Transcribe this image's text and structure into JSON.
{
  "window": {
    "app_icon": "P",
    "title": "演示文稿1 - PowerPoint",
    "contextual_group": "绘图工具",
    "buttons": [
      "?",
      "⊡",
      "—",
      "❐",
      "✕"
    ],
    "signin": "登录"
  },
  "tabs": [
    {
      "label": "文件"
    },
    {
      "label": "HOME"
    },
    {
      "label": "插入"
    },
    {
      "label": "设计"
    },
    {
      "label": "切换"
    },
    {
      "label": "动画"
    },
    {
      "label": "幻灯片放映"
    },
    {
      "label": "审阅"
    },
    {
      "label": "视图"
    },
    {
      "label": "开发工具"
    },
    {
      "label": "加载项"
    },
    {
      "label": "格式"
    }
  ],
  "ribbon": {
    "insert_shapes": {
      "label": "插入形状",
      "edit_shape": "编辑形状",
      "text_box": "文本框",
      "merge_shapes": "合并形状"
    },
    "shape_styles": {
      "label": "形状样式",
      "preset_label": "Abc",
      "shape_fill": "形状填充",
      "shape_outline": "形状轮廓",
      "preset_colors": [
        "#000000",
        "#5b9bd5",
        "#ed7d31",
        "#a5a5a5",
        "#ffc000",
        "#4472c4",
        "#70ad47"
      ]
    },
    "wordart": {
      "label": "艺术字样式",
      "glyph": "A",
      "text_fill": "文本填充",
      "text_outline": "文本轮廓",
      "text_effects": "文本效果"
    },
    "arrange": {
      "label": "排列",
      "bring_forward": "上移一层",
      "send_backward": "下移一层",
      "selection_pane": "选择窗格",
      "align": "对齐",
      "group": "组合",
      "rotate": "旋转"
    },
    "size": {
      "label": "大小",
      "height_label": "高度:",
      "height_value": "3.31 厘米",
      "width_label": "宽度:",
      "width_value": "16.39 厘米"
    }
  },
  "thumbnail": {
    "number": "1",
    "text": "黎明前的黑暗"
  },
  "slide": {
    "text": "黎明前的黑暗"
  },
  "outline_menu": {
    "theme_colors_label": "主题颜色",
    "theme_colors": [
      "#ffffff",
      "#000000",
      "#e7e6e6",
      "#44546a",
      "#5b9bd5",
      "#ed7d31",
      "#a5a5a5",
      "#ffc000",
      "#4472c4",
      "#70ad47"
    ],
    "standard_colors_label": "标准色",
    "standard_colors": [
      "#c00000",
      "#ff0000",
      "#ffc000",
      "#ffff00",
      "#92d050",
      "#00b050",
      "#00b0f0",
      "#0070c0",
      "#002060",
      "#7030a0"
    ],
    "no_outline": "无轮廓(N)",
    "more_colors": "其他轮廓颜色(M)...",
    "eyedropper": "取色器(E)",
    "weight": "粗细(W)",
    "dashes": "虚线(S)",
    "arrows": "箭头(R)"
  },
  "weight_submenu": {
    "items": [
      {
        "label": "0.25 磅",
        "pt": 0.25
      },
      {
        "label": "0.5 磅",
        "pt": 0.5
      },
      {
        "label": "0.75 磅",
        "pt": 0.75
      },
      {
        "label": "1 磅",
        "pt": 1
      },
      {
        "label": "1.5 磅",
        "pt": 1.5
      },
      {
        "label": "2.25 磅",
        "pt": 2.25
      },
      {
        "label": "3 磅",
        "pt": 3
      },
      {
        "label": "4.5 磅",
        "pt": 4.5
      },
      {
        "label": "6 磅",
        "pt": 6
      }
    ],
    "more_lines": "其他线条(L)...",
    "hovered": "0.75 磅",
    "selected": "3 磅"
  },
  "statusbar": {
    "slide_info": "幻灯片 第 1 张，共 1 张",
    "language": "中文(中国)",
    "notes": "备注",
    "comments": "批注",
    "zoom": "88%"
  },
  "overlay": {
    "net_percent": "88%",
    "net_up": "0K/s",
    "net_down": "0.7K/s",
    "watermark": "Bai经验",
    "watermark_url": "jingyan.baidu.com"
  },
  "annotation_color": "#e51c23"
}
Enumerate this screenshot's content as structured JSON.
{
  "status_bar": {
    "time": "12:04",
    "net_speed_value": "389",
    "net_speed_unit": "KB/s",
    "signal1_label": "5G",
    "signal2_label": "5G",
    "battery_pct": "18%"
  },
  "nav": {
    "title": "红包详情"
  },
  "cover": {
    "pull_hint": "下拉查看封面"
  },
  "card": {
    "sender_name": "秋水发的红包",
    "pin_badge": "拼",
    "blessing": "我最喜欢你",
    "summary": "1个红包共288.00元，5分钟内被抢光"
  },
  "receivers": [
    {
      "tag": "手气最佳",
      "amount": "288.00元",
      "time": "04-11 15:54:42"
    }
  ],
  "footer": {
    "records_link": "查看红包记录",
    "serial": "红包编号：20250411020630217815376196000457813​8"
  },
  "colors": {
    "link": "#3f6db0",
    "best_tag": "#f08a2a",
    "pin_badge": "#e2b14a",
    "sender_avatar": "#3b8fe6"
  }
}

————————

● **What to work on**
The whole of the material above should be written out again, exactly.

● **Response area**
Transcribe this image's text and structure into JSON.
{
  "window": {
    "app_icon": "P",
    "title": "演示文稿1 - PowerPoint",
    "contextual_group": "绘图工具",
    "buttons": [
      "?",
      "⊡",
      "—",
      "❐",
      "✕"
    ],
    "signin": "登录"
  },
  "tabs": [
    {
      "label": "文件"
    },
    {
      "label": "HOME"
    },
    {
      "label": "插入"
    },
    {
      "label": "设计"
    },
    {
      "label": "切换"
    },
    {
      "label": "动画"
    },
    {
      "label": "幻灯片放映"
    },
    {
      "label": "审阅"
    },
    {
      "label": "视图"
    },
    {
      "label": "开发工具"
    },
    {
      "label": "加载项"
    },
    {
      "label": "格式"
    }
  ],
  "ribbon": {
    "insert_shapes": {
      "label": "插入形状",
      "edit_shape": "编辑形状",
      "text_box": "文本框",
      "merge_shapes": "合并形状"
    },
    "shape_styles": {
      "label": "形状样式",
      "preset_label": "Abc",
      "shape_fill": "形状填充",
      "shape_outline": "形状轮廓",
      "preset_colors": [
        "#000000",
        "#5b9bd5",
        "#ed7d31",
        "#a5a5a5",
        "#ffc000",
        "#4472c4",
        "#70ad47"
      ]
    },
    "wordart": {
      "label": "艺术字样式",
      "glyph": "A",
      "text_fill": "文本填充",
      "text_outline": "文本轮廓",
      "text_effects": "文本效果"
    },
    "arrange": {
      "label": "排列",
      "bring_forward": "上移一层",
      "send_backward": "下移一层",
      "selection_pane": "选择窗格",
      "align": "对齐",
      "group": "组合",
      "rotate": "旋转"
    },
    "size": {
      "label": "大小",
      "height_label": "高度:",
      "height_value": "3.31 厘米",
      "width_label": "宽度:",
      "width_value": "16.39 厘米"
    }
  },
  "thumbnail": {
    "number": "1",
    "text": "黎明前的黑暗"
  },
  "slide": {
    "text": "黎明前的黑暗"
  },
  "outline_menu": {
    "theme_colors_label": "主题颜色",
    "theme_colors": [
      "#ffffff",
      "#000000",
      "#e7e6e6",
      "#44546a",
      "#5b9bd5",
      "#ed7d31",
      "#a5a5a5",
      "#ffc000",
      "#4472c4",
      "#70ad47"
    ],
    "standard_colors_label": "标准色",
    "standard_colors": [
      "#c00000",
      "#ff0000",
      "#ffc000",
      "#ffff00",
      "#92d050",
      "#00b050",
      "#00b0f0",
      "#0070c0",
      "#002060",
      "#7030a0"
    ],
    "no_outline": "无轮廓(N)",
    "more_colors": "其他轮廓颜色(M)...",
    "eyedropper": "取色器(E)",
    "weight": "粗细(W)",
    "dashes": "虚线(S)",
    "arrows": "箭头(R)"
  },
  "weight_submenu": {
    "items": [
      {
        "label": "0.25 磅",
        "pt": 0.25
      },
      {
        "label": "0.5 磅",
        "pt": 0.5
      },
      {
        "label": "0.75 磅",
        "pt": 0.75
      },
      {
        "label": "1 磅",
        "pt": 1
      },
      {
        "label": "1.5 磅",
        "pt": 1.5
      },
      {
        "label": "2.25 磅",
        "pt": 2.25
      },
      {
        "label": "3 磅",
        "pt": 3
      },
      {
        "label": "4.5 磅",
        "pt": 4.5
      },
      {
        "label": "6 磅",
        "pt": 6
      }
    ],
    "more_lines": "其他线条(L)...",
    "hovered": "0.75 磅",
    "selected": "3 磅"
  },
  "statusbar": {
    "slide_info": "幻灯片 第 1 张，共 1 张",
    "language": "中文(中国)",
    "notes": "备注",
    "comments": "批注",
    "zoom": "88%"
  },
  "overlay": {
    "net_percent": "88%",
    "net_up": "0K/s",
    "net_down": "0.7K/s",
    "watermark": "Bai经验",
    "watermark_url": "jingyan.baidu.com"
  },
  "annotation_color": "#e51c23"
}
Enumerate this screenshot's content as structured JSON.
{
  "status_bar": {
    "time": "12:04",
    "net_speed_value": "389",
    "net_speed_unit": "KB/s",
    "signal1_label": "5G",
    "signal2_label": "5G",
    "battery_pct": "18%"
  },
  "nav": {
    "title": "红包详情"
  },
  "cover": {
    "pull_hint": "下拉查看封面"
  },
  "card": {
    "sender_name": "秋水发的红包",
    "pin_badge": "拼",
    "blessing": "我最喜欢你",
    "summary": "1个红包共288.00元，5分钟内被抢光"
  },
  "receivers": [
    {
      "tag": "手气最佳",
      "amount": "288.00元",
      "time": "04-11 15:54:42"
    }
  ],
  "footer": {
    "records_link": "查看红包记录",
    "serial": "红包编号：20250411020630217815376196000457813​8"
  },
  "colors": {
    "link": "#3f6db0",
    "best_tag": "#f08a2a",
    "pin_badge": "#e2b14a",
    "sender_avatar": "#3b8fe6"
  }
}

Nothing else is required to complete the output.